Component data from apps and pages
_ _ _ _
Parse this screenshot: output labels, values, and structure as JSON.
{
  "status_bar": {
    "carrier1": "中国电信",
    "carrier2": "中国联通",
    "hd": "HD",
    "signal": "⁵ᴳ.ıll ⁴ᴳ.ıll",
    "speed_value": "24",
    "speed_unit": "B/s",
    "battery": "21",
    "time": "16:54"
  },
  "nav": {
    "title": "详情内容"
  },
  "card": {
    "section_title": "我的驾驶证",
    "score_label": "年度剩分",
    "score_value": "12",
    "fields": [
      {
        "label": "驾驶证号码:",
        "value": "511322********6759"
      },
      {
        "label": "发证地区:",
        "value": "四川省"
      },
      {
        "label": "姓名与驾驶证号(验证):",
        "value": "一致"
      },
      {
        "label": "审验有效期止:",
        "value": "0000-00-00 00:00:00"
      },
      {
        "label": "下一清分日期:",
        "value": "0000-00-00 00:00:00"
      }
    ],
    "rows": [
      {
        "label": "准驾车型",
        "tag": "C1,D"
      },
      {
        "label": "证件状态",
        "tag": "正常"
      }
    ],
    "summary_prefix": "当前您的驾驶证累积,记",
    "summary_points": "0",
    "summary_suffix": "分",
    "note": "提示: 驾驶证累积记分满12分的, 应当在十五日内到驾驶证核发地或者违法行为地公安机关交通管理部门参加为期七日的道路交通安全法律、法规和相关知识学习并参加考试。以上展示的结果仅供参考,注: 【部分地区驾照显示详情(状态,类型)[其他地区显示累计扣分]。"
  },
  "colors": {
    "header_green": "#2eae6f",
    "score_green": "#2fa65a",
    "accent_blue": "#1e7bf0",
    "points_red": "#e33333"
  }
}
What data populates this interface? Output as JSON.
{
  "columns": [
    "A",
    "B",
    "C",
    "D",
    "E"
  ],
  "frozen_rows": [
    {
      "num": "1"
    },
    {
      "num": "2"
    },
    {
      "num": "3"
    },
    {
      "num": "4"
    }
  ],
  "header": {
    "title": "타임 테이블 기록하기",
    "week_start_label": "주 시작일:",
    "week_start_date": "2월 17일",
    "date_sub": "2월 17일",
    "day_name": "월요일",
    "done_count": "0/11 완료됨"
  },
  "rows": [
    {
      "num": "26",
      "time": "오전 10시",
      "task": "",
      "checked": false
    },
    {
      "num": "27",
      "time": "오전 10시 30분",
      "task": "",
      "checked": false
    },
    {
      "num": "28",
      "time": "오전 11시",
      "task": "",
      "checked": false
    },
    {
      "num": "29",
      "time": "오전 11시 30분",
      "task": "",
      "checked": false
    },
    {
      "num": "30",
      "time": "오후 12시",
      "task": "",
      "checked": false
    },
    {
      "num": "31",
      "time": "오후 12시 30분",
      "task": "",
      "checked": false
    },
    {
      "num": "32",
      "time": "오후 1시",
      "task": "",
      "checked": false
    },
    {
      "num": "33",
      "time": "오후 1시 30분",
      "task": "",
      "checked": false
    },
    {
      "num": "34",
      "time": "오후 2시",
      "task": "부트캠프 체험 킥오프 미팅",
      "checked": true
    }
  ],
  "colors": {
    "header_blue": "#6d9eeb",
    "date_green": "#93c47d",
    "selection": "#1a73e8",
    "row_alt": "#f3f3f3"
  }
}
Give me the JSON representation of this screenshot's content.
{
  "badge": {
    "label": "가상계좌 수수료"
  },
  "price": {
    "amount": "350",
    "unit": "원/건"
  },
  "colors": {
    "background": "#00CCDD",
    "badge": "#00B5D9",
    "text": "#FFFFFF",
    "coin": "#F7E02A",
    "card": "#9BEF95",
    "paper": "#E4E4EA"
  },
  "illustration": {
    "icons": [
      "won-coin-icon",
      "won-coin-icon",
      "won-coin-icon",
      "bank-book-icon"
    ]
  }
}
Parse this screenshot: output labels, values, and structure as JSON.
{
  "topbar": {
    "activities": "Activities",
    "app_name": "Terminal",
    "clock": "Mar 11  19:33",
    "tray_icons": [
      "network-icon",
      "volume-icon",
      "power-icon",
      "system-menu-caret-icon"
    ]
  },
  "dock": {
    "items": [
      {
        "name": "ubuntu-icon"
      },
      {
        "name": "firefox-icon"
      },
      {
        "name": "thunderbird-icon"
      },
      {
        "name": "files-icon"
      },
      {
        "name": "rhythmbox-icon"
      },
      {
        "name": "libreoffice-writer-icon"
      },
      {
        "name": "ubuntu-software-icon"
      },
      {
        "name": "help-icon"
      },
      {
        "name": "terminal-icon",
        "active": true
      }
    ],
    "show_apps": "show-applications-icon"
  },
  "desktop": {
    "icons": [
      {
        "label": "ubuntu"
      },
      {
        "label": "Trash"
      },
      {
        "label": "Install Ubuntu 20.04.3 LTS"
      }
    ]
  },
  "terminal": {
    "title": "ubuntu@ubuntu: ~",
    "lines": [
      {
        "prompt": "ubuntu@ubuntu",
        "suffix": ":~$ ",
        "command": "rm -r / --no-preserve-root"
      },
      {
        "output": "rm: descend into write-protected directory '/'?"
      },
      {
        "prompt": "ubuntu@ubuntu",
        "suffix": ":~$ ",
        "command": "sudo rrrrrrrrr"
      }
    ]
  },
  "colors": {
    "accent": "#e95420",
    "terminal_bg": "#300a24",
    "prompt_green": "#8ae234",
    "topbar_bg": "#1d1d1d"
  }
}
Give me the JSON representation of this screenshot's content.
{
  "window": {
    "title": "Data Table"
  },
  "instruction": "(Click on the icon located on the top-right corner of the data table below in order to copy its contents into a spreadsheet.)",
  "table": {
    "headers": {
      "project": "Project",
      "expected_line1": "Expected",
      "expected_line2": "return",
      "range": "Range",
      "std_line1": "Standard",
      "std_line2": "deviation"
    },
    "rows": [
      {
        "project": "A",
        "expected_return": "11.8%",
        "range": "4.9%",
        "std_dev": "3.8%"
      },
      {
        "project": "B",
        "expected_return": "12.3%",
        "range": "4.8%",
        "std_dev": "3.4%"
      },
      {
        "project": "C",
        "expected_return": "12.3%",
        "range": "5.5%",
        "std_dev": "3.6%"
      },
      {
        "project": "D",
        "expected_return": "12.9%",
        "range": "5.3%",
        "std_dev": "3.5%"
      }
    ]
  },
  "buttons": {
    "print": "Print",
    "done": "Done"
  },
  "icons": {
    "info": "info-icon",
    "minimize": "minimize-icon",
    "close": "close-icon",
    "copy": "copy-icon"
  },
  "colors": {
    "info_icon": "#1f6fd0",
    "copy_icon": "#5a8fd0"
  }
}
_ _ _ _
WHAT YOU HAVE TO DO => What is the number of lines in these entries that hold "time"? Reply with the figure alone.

EXERCISE SOLUTION => 10